Cindy Velasquez tells us that flowers, tears and literature can be beautifully interwoven.
It was the last day of school. And my students were performing poetry, songs, and dance. They told stories about a soldier, a wash-woman, and a nightingale. Suddenly they called my name. They asked me to stay in the middle of the classroom. One of my students started singing a song. It said: “Thank you for teaching me how to love. Showing me what the world means. What I've been dreamin' of. And now I know, there is nothing that I could not do. Thanks to You.”
I tried to fit everything what I felt in that instant with a single tear drop.
And I asked myself: Is there a word for that feeling when you believe you are so thankful in the most unexpected place and people; is there a word for that? I wish there is.
I knew at that moment, my tear learned more than my mind did.
While my students started to stand up slowly, one by one, they looked at me as they continued to sing the song. Then, I wrote a letter for them, to each one of them inside my heart even if I had not memorized all their names. I sent letters into their memories. But I prayed hard, asking a mail man to send those letters into their memories. I prayed that the mail man would be familiar with my words. I wished that the mail man would carefully give my letters in the right time. Yes, in the right time. Those letters, the lessons I taught them and the lessons they taught me.
Suddenly, they gave me a bouquet of flowers.
THANK YOU to all my students!

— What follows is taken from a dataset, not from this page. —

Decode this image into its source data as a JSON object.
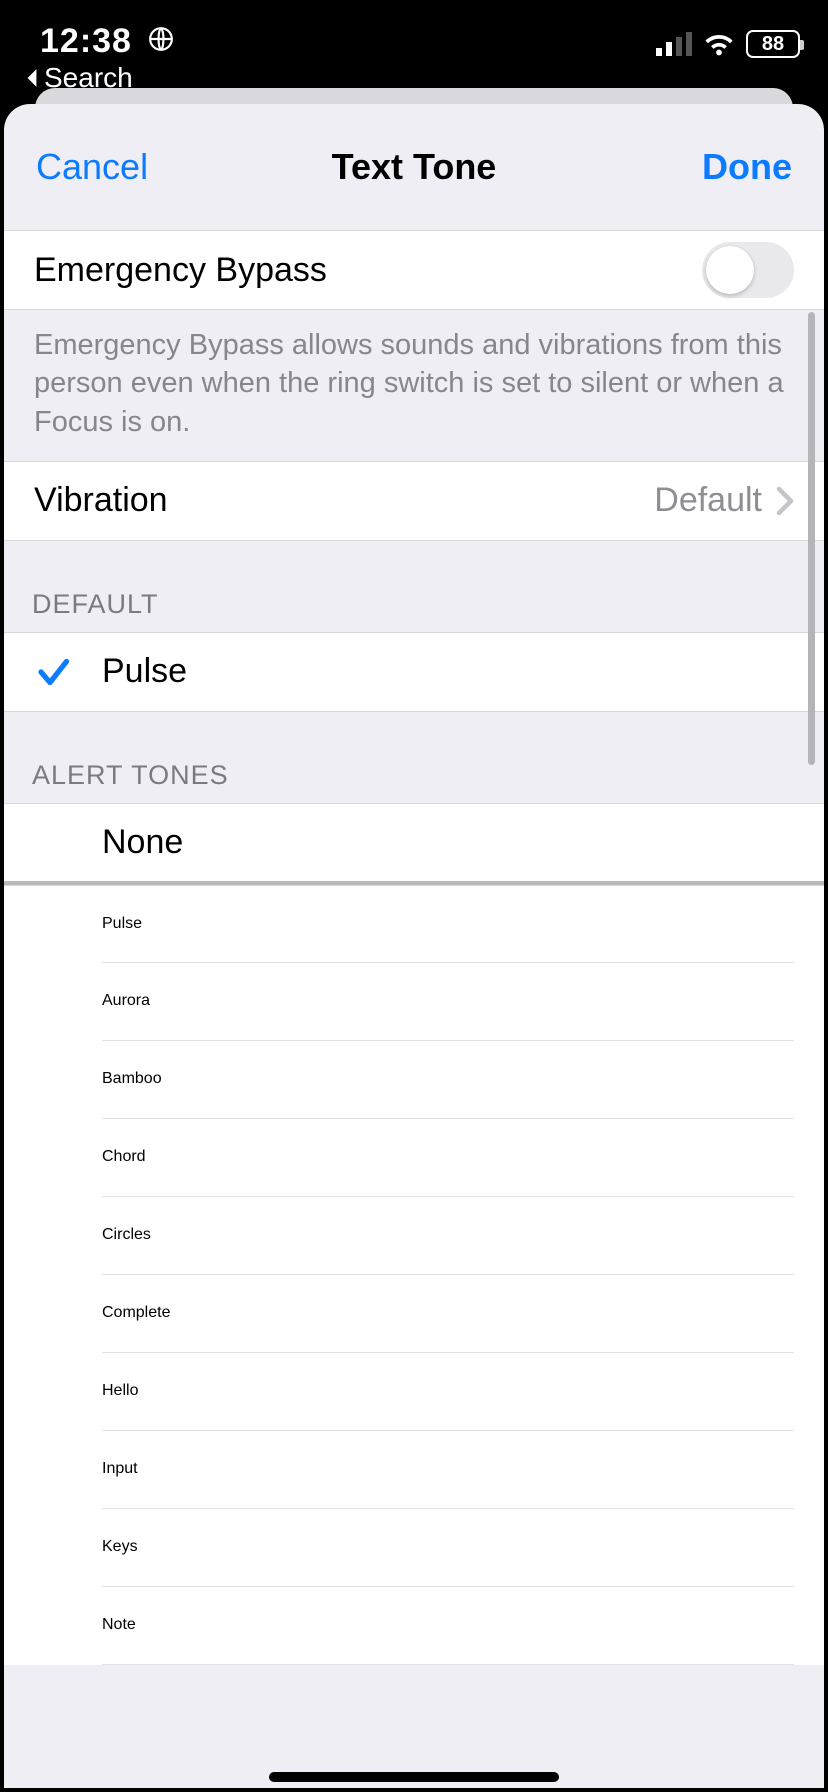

My first bouquet was given by my students. As I carried it going home, I carried it like a baby, a five month old baby. Five months, five months of being with my students, I was determined to hold it right. Not too firm, not too tight, just right so that the petals remained perfectly. I was glad I was a holding a five month old baby.